The Science of Happiness

From an evolutionary standpoint, our bodies are designed to release happy-making hormones and monoamines when all is well. Similarly, unhappiness may be experienced when neurological imbalances occur.

With the chemicals in our body so finely balanced, the rigors of day-to-day life can have a huge impact on our state of happiness, as lifestyles lead to the constant ebb and flow of hormones.

Stress

One way the human body has failed to adapt is recognising the difference between paper tigers (a piece of paperwork) and actual tigers (a predator). As a result, the human body tends to overreact to stressors by inducing a ‘fight or flight’ response. In other words, many people feel excessively agitated and unnerved by events that, although often serious, are not immediately life-threatening.

Stress causes the body to experience a huge surge in hormones such as adrenaline and cortisol to prepare for a life or death situation – even when there is no genuine danger to life.

Menstrual cycle

The rise and fall in levels of progesterone and oestrogen produce the changes in women’s bodies during the menstrual cycle. In turn this fluctuation in hormones can also cause low mood and changes in appetite, which can lead to side effects such as depression and weight gain.

Neurotransmitters help regulate our mood. Two of which, GABA and endorphins, are very important in this process. Fluctuating levels in both of these chemicals can result in anxiety, irritability and tension. GABA helps promote feelings of calmness while endorphins are vital in helping us experience pleasure and pain.

Self-Esteem

Self-esteem can have a very significant bearing on happiness. Body image, mood, confidence and a sense of self worth all play an important role in our general contentment in life, but it often doesn’t take much to send this off course.

Research from the University of Michigan has shown that the greatest indicator of human satisfaction is satisfaction in the self. As a result, unhappy people often have low self-esteem. Those with low self-esteem are more likely to turn to outside sources for happiness and therefore are more susceptible to substance abuse, anxiety and depression.

Just a few physical issues that can impact on self-esteem include weight issues and even concerns over unwanted facial hair.

Seek Hormones not Happiness

The monoamine neurotransmitter serotonin is known to contribute to feelings of happiness and wellbeing. Research has shown that those with depression have a deficit of serotonin.

Levels of serotonin can be boosted by taking part in activities that make you happy, such as reading a book or eating chocolate as a treat. If in doubt, strenuous exercise is also known to boost serotonin, so a gym session or sex with a trusted partner is also a sure way to promote wellbeing.

Endorphins are also hormones considered to be key to happiness. Most commonly known as the chemicals released during exercise, endorphins are released when the heart rate rises, particularly during sexual intercourse.

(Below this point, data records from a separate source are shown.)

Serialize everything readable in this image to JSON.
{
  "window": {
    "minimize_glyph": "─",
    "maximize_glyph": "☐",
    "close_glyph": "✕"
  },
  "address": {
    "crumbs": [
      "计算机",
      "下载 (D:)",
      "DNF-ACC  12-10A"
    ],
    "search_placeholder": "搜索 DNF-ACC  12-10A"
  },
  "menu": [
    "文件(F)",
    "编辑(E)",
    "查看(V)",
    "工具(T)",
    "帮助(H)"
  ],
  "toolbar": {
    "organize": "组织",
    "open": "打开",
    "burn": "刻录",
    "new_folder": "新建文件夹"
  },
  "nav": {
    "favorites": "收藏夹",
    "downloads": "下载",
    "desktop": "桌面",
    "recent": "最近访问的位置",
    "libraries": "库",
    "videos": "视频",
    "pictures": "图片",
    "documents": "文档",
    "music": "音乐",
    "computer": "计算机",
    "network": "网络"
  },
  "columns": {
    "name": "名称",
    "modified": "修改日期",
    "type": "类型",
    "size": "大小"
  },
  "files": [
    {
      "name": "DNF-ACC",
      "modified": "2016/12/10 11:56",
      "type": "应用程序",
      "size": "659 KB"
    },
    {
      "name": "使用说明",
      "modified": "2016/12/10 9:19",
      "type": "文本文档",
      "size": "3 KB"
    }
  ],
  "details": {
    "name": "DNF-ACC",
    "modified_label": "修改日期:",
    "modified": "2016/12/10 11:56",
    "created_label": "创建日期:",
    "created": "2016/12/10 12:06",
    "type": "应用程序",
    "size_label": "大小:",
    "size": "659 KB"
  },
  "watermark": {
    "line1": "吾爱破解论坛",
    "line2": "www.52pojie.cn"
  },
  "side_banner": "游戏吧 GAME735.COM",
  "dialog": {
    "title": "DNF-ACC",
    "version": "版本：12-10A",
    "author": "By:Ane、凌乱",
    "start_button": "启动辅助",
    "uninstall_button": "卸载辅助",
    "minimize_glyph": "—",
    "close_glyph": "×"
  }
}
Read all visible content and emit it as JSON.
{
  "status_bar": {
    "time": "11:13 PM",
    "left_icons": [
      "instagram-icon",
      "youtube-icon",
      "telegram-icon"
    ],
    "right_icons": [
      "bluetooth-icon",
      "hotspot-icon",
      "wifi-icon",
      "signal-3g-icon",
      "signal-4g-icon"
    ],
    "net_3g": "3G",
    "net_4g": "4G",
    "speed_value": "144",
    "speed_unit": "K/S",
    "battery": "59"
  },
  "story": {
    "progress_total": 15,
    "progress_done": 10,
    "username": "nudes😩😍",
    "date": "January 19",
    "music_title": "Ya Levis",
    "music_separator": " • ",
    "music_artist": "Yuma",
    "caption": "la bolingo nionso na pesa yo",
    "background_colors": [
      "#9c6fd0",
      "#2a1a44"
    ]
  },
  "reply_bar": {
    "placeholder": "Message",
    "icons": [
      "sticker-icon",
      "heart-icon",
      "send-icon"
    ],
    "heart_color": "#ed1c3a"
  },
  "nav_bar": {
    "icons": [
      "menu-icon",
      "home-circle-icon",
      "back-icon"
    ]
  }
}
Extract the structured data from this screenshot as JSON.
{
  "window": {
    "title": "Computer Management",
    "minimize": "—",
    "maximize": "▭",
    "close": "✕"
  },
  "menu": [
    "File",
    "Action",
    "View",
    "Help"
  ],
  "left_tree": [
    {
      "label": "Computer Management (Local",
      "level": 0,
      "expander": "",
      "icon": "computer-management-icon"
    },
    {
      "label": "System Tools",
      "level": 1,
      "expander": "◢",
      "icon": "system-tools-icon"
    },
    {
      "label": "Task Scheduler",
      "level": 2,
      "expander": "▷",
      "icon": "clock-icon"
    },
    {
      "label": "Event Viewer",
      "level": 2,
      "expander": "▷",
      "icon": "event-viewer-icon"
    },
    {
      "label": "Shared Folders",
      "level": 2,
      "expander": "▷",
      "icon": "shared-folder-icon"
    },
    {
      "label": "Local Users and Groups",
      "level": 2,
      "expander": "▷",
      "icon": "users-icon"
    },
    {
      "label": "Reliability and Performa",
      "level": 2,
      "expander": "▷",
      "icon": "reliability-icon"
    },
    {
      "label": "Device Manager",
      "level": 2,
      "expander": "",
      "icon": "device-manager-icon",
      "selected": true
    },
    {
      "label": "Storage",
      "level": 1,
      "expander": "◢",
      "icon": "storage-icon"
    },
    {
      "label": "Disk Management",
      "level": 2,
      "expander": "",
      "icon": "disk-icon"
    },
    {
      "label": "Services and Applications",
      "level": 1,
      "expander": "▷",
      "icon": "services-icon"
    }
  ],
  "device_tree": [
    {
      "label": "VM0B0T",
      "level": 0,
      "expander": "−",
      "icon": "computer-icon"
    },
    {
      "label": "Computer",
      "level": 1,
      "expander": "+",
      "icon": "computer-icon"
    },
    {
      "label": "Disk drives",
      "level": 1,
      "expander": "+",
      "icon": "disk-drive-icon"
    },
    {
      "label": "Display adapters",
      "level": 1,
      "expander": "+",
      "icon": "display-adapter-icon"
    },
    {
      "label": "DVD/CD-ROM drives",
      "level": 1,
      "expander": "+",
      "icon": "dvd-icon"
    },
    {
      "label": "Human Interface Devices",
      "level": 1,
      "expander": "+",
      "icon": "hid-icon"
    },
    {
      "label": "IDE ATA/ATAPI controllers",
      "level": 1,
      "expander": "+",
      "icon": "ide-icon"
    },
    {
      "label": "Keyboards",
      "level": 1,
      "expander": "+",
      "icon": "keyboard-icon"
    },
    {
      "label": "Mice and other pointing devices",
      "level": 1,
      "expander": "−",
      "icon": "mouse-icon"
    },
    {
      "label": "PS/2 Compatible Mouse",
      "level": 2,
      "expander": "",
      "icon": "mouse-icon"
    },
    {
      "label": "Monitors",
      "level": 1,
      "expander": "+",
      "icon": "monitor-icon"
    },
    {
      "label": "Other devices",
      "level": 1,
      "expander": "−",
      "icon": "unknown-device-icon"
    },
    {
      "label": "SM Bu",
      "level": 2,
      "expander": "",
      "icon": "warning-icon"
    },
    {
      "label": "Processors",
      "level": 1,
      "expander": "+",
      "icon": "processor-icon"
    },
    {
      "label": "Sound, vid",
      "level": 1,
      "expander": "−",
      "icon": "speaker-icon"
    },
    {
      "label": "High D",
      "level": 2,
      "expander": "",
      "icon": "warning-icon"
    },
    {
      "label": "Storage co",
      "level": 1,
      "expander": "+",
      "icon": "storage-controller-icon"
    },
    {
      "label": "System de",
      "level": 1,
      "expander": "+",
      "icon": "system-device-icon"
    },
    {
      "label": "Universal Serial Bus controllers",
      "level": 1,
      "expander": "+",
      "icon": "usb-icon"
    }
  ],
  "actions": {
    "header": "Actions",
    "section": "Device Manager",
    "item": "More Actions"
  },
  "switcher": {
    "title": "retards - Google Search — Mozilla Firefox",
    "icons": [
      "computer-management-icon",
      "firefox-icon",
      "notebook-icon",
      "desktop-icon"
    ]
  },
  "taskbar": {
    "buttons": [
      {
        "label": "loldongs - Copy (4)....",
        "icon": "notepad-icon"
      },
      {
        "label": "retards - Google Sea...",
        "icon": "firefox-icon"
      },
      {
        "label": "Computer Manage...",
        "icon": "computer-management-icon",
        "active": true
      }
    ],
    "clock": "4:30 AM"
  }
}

If you have heard of the phrase ‘runners high’, you will also know that heading out for a job can bring on a feeling of euphoria. The after-effect of exercise is a flood of endorphins that make us feel a hormonal hight that can be as intoxicating as many drugs. This is because endorphins resemble the chemical structure of opiates, which is why exercise is commonly prescribed to recovering drug addicts as a source of stimulation and a way to access a similar sense of euphoria.

Oxytocin is a hormone released when we cuddle. It is a bonding hormone considered to be crucial in maintaining feelings of contentment. It doesn't just work amongst humans either, research shows that cuddling a pet is just as effective in the production of oxytocin.

To ensure a happy and healthy self we must try to boost the production of those happy hormones; adrenaline, endorphins, GABA and oxytocin. Regular exercise, restful sleep, thinking positively and practicing self-care, are all ways to help us maintain a healthy hormone balance.